# [WORK TASK]
What is needed is an exact retyping of each entry, pictures excluded.

# [RECORDS FOR THIS TASK]

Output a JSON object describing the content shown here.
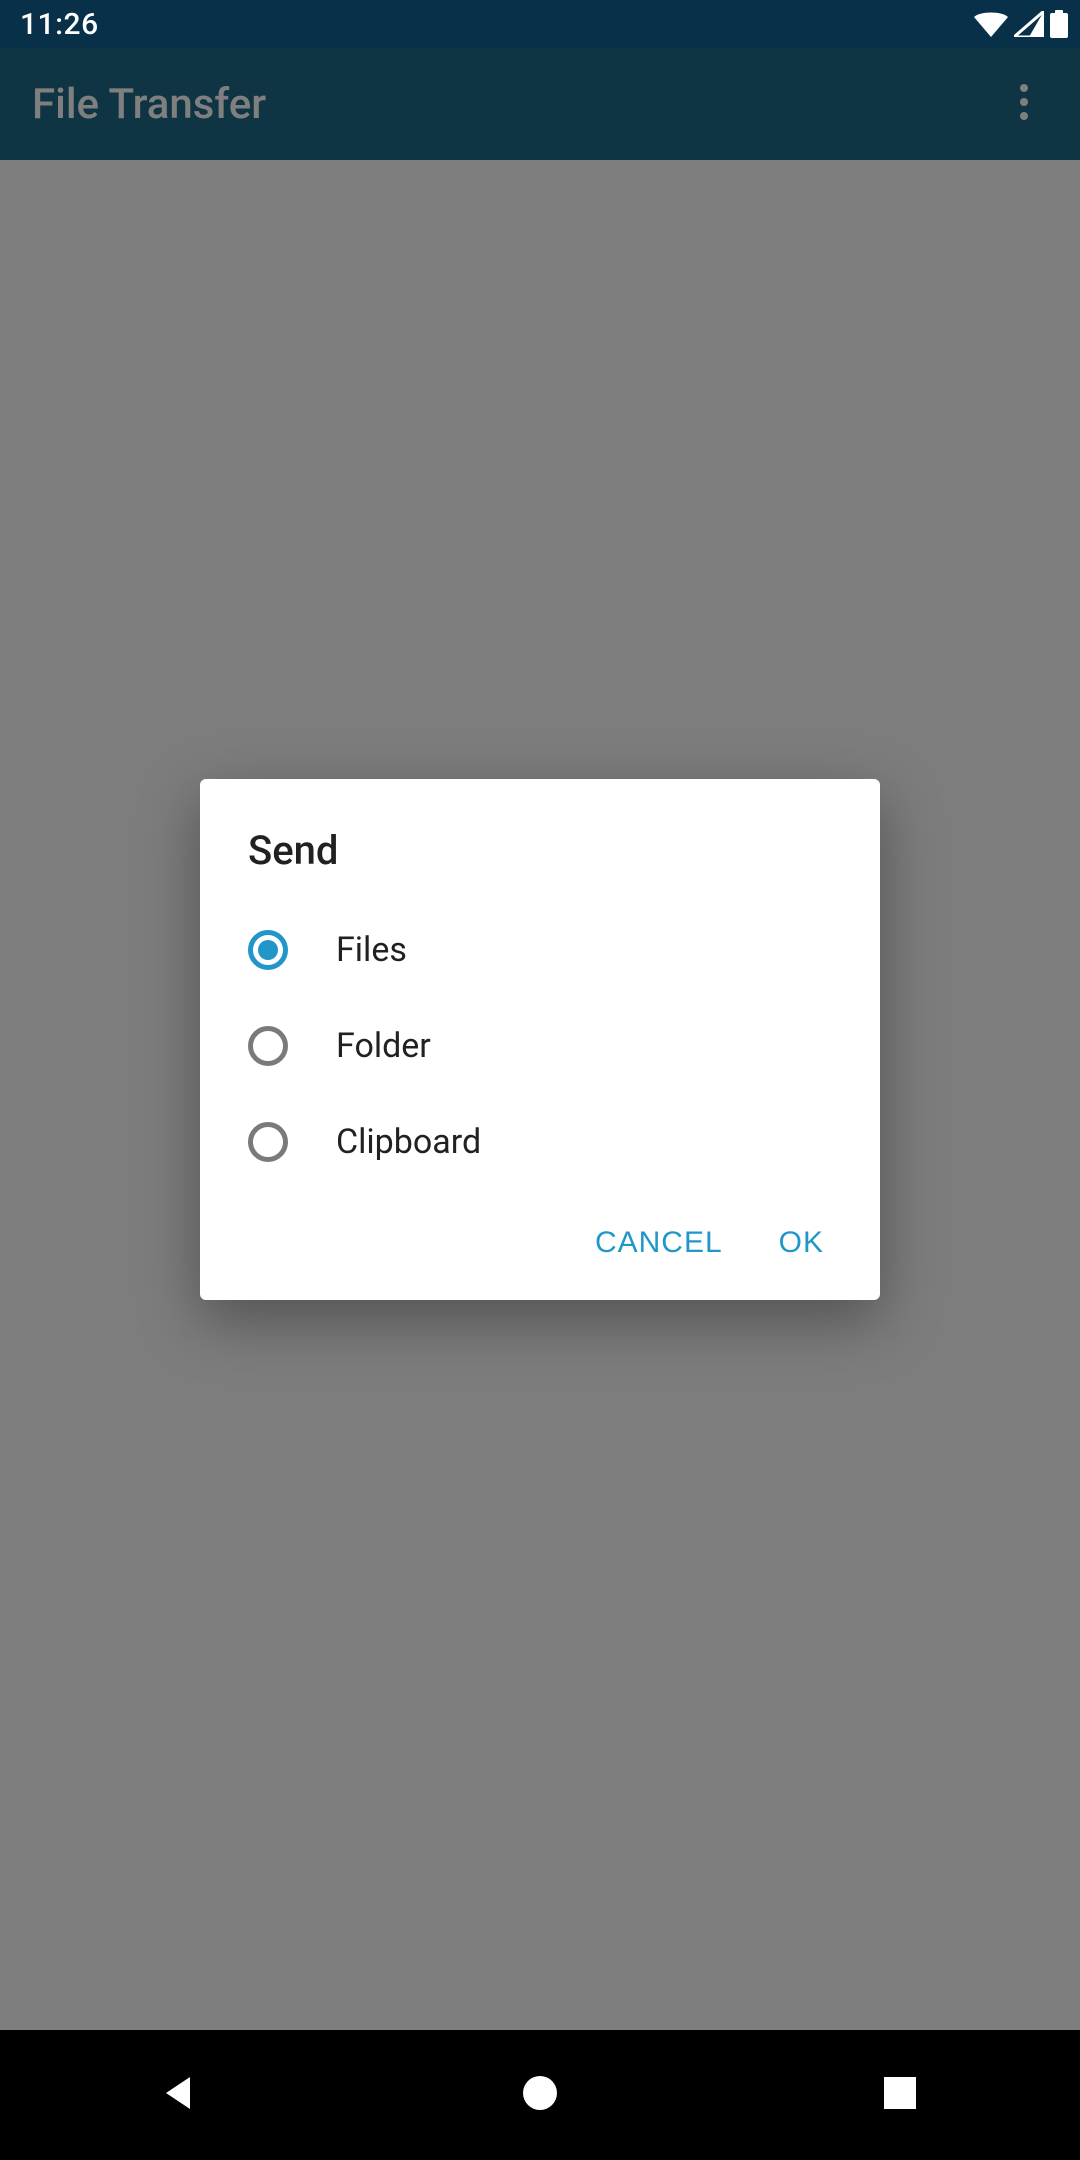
{
  "status": {
    "time": "11:26"
  },
  "appbar": {
    "title": "File Transfer"
  },
  "dialog": {
    "title": "Send",
    "options": [
      {
        "label": "Files",
        "selected": true
      },
      {
        "label": "Folder",
        "selected": false
      },
      {
        "label": "Clipboard",
        "selected": false
      }
    ],
    "cancel_label": "CANCEL",
    "ok_label": "OK"
  },
  "colors": {
    "accent": "#2196c9",
    "appbar_bg": "#1f6a89",
    "status_bg": "#083048"
  }
}
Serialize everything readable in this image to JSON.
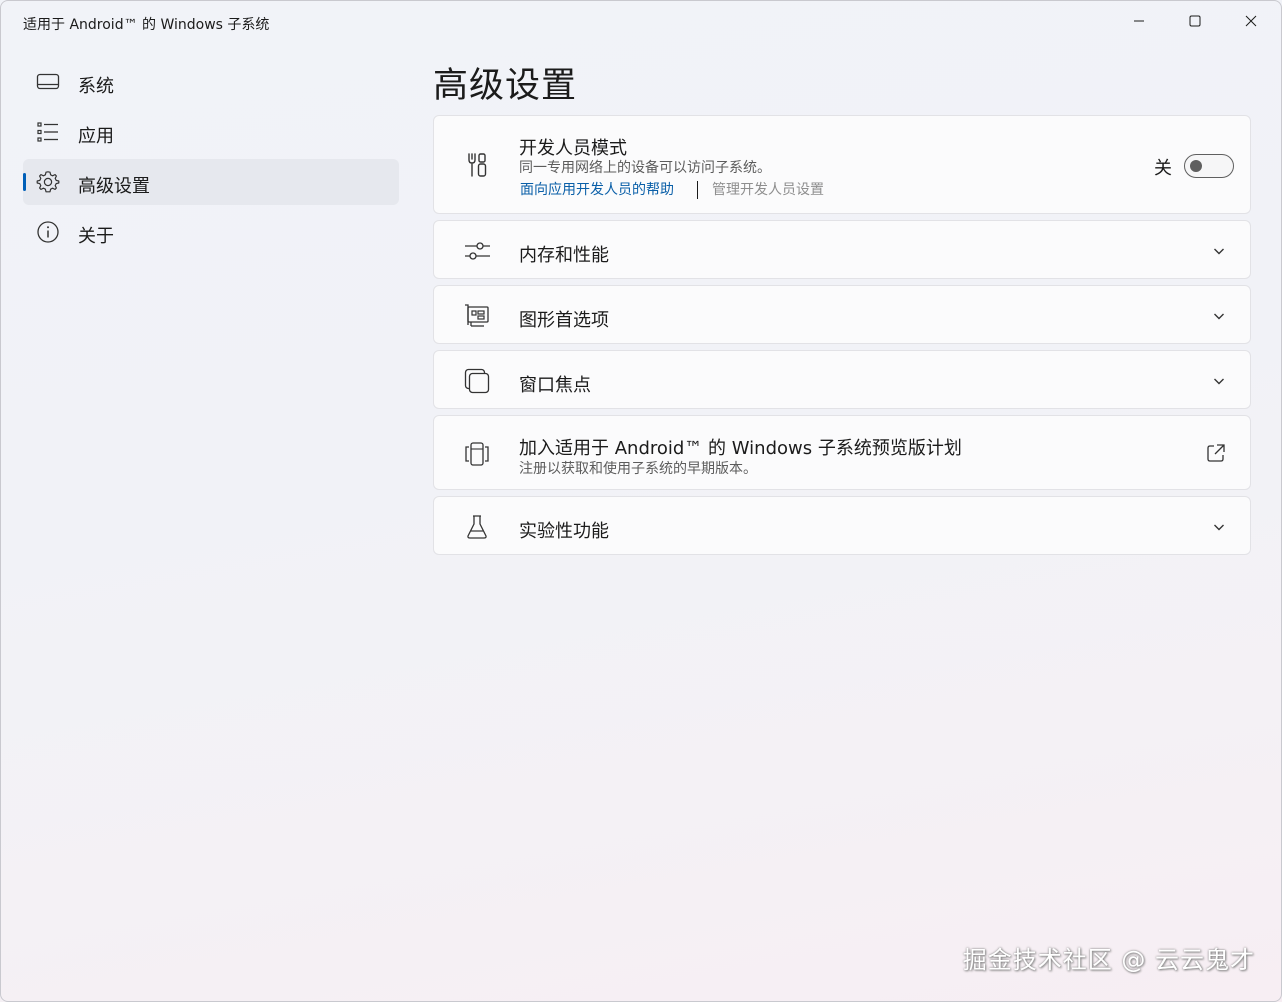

# [ANSWER TO THIS PROBLEM]
Output a JSON object describing the content shown here.
{
  "status": {
    "time": "11:26"
  },
  "appbar": {
    "title": "File Transfer"
  },
  "dialog": {
    "title": "Send",
    "options": [
      {
        "label": "Files",
        "selected": true
      },
      {
        "label": "Folder",
        "selected": false
      },
      {
        "label": "Clipboard",
        "selected": false
      }
    ],
    "cancel_label": "CANCEL",
    "ok_label": "OK"
  },
  "colors": {
    "accent": "#2196c9",
    "appbar_bg": "#1f6a89",
    "status_bg": "#083048"
  }
}
Serialize everything readable in this image to JSON.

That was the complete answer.